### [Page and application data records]
-------
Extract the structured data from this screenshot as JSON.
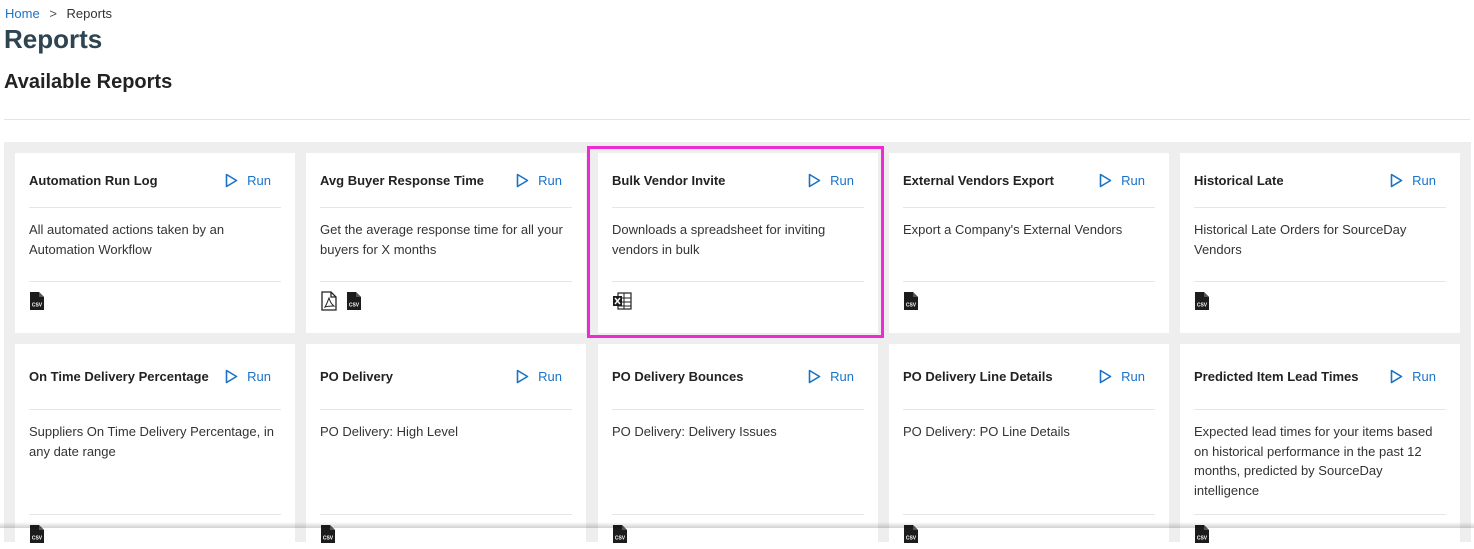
{
  "breadcrumb": {
    "home": "Home",
    "separator": ">",
    "current": "Reports"
  },
  "page_title": "Reports",
  "section_title": "Available Reports",
  "run_label": "Run",
  "colors": {
    "accent": "#1a73c8",
    "highlight": "#ee2bd3",
    "title": "#2e4450"
  },
  "reports": [
    {
      "title": "Automation Run Log",
      "description": "All automated actions taken by an Automation Workflow",
      "formats": [
        "csv"
      ]
    },
    {
      "title": "Avg Buyer Response Time",
      "description": "Get the average response time for all your buyers for X months",
      "formats": [
        "pdf",
        "csv"
      ]
    },
    {
      "title": "Bulk Vendor Invite",
      "description": "Downloads a spreadsheet for inviting vendors in bulk",
      "formats": [
        "xls"
      ]
    },
    {
      "title": "External Vendors Export",
      "description": "Export a Company's External Vendors",
      "formats": [
        "csv"
      ]
    },
    {
      "title": "Historical Late",
      "description": "Historical Late Orders for SourceDay Vendors",
      "formats": [
        "csv"
      ]
    },
    {
      "title": "On Time Delivery Percentage",
      "description": "Suppliers On Time Delivery Percentage, in any date range",
      "formats": [
        "csv"
      ]
    },
    {
      "title": "PO Delivery",
      "description": "PO Delivery: High Level",
      "formats": [
        "csv"
      ]
    },
    {
      "title": "PO Delivery Bounces",
      "description": "PO Delivery: Delivery Issues",
      "formats": [
        "csv"
      ]
    },
    {
      "title": "PO Delivery Line Details",
      "description": "PO Delivery: PO Line Details",
      "formats": [
        "csv"
      ]
    },
    {
      "title": "Predicted Item Lead Times",
      "description": "Expected lead times for your items based on historical performance in the past 12 months, predicted by SourceDay intelligence",
      "formats": [
        "csv"
      ]
    }
  ]
}
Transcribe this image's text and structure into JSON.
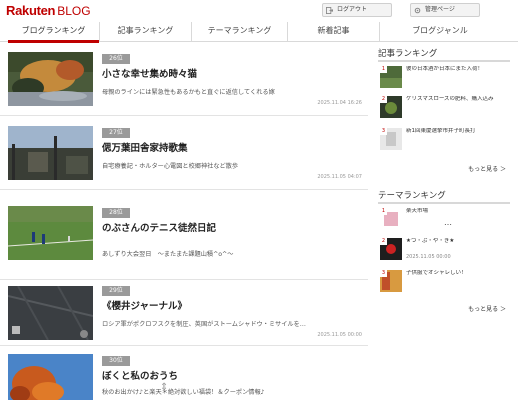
{
  "header": {
    "logo_rakuten": "Rakuten",
    "logo_blog": "BLOG",
    "logout_label": "ログアウト",
    "admin_label": "管理ページ"
  },
  "nav": {
    "tabs": [
      "ブログランキング",
      "記事ランキング",
      "テーマランキング",
      "新着記事",
      "ブログジャンル"
    ],
    "active_index": 0
  },
  "entries": [
    {
      "rank": "26位",
      "title": "小さな幸せ集め時々猫",
      "desc": "母親のラインには緊急性もあるかもと直ぐに返信してくれる嫁",
      "date": "2025.11.04 16:26"
    },
    {
      "rank": "27位",
      "title": "偲万葉田舎家持歌集",
      "desc": "自宅療養記・ホルター心電図と校郷神社など散歩",
      "date": "2025.11.05 04:07"
    },
    {
      "rank": "28位",
      "title": "のぶさんのテニス徒然日記",
      "desc": "あしずり大会翌日　～またまた課題山積^o^～",
      "date": ""
    },
    {
      "rank": "29位",
      "title": "《櫻井ジャーナル》",
      "desc": "ロシア軍がポクロフスクを制圧、英国がストームシャドウ・ミサイルを…",
      "date": "2025.11.05 00:00"
    },
    {
      "rank": "30位",
      "title": "ぼくと私のおうち",
      "desc": "秋のお出かけ♪と楽天＊絶対欲しい福袋！＆クーポン情報♪",
      "date": ""
    }
  ],
  "sidebar": {
    "article_ranking": {
      "title": "記事ランキング",
      "items": [
        {
          "num": "1",
          "text": "彼の日本酒が日本にまた入荷！"
        },
        {
          "num": "2",
          "text": "ケリスマスローズの肥料、購入込み"
        },
        {
          "num": "3",
          "text": "新1回東慶選挙市井子町長打"
        }
      ],
      "more": "もっと見る ＞"
    },
    "theme_ranking": {
      "title": "テーマランキング",
      "items": [
        {
          "num": "1",
          "text": "楽天市場",
          "sub": ""
        },
        {
          "num": "2",
          "text": "★つ・ぶ・や・き★",
          "sub": "2025.11.05 00:00"
        },
        {
          "num": "3",
          "text": "子供服でオシャレしい！",
          "sub": ""
        }
      ],
      "dots": "…",
      "more": "もっと見る ＞"
    }
  },
  "colors": {
    "brand": "#bf0000",
    "rank_badge": "#9a9a9a"
  }
}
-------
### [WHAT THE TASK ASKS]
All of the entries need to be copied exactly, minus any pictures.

### [ANSWER FOR THIS EXERCISE]
Extract the structured data from this screenshot as JSON.
{
  "breadcrumb": {
    "home": "Home",
    "separator": ">",
    "current": "Reports"
  },
  "page_title": "Reports",
  "section_title": "Available Reports",
  "run_label": "Run",
  "colors": {
    "accent": "#1a73c8",
    "highlight": "#ee2bd3",
    "title": "#2e4450"
  },
  "reports": [
    {
      "title": "Automation Run Log",
      "description": "All automated actions taken by an Automation Workflow",
      "formats": [
        "csv"
      ]
    },
    {
      "title": "Avg Buyer Response Time",
      "description": "Get the average response time for all your buyers for X months",
      "formats": [
        "pdf",
        "csv"
      ]
    },
    {
      "title": "Bulk Vendor Invite",
      "description": "Downloads a spreadsheet for inviting vendors in bulk",
      "formats": [
        "xls"
      ]
    },
    {
      "title": "External Vendors Export",
      "description": "Export a Company's External Vendors",
      "formats": [
        "csv"
      ]
    },
    {
      "title": "Historical Late",
      "description": "Historical Late Orders for SourceDay Vendors",
      "formats": [
        "csv"
      ]
    },
    {
      "title": "On Time Delivery Percentage",
      "description": "Suppliers On Time Delivery Percentage, in any date range",
      "formats": [
        "csv"
      ]
    },
    {
      "title": "PO Delivery",
      "description": "PO Delivery: High Level",
      "formats": [
        "csv"
      ]
    },
    {
      "title": "PO Delivery Bounces",
      "description": "PO Delivery: Delivery Issues",
      "formats": [
        "csv"
      ]
    },
    {
      "title": "PO Delivery Line Details",
      "description": "PO Delivery: PO Line Details",
      "formats": [
        "csv"
      ]
    },
    {
      "title": "Predicted Item Lead Times",
      "description": "Expected lead times for your items based on historical performance in the past 12 months, predicted by SourceDay intelligence",
      "formats": [
        "csv"
      ]
    }
  ]
}
Transcribe this image's text and structure into JSON.
{
  "header": {
    "logo_rakuten": "Rakuten",
    "logo_blog": "BLOG",
    "logout_label": "ログアウト",
    "admin_label": "管理ページ"
  },
  "nav": {
    "tabs": [
      "ブログランキング",
      "記事ランキング",
      "テーマランキング",
      "新着記事",
      "ブログジャンル"
    ],
    "active_index": 0
  },
  "entries": [
    {
      "rank": "26位",
      "title": "小さな幸せ集め時々猫",
      "desc": "母親のラインには緊急性もあるかもと直ぐに返信してくれる嫁",
      "date": "2025.11.04 16:26"
    },
    {
      "rank": "27位",
      "title": "偲万葉田舎家持歌集",
      "desc": "自宅療養記・ホルター心電図と校郷神社など散歩",
      "date": "2025.11.05 04:07"
    },
    {
      "rank": "28位",
      "title": "のぶさんのテニス徒然日記",
      "desc": "あしずり大会翌日　～またまた課題山積^o^～",
      "date": ""
    },
    {
      "rank": "29位",
      "title": "《櫻井ジャーナル》",
      "desc": "ロシア軍がポクロフスクを制圧、英国がストームシャドウ・ミサイルを…",
      "date": "2025.11.05 00:00"
    },
    {
      "rank": "30位",
      "title": "ぼくと私のおうち",
      "desc": "秋のお出かけ♪と楽天＊絶対欲しい福袋！＆クーポン情報♪",
      "date": ""
    }
  ],
  "sidebar": {
    "article_ranking": {
      "title": "記事ランキング",
      "items": [
        {
          "num": "1",
          "text": "彼の日本酒が日本にまた入荷！"
        },
        {
          "num": "2",
          "text": "ケリスマスローズの肥料、購入込み"
        },
        {
          "num": "3",
          "text": "新1回東慶選挙市井子町長打"
        }
      ],
      "more": "もっと見る ＞"
    },
    "theme_ranking": {
      "title": "テーマランキング",
      "items": [
        {
          "num": "1",
          "text": "楽天市場",
          "sub": ""
        },
        {
          "num": "2",
          "text": "★つ・ぶ・や・き★",
          "sub": "2025.11.05 00:00"
        },
        {
          "num": "3",
          "text": "子供服でオシャレしい！",
          "sub": ""
        }
      ],
      "dots": "…",
      "more": "もっと見る ＞"
    }
  },
  "colors": {
    "brand": "#bf0000",
    "rank_badge": "#9a9a9a"
  }
}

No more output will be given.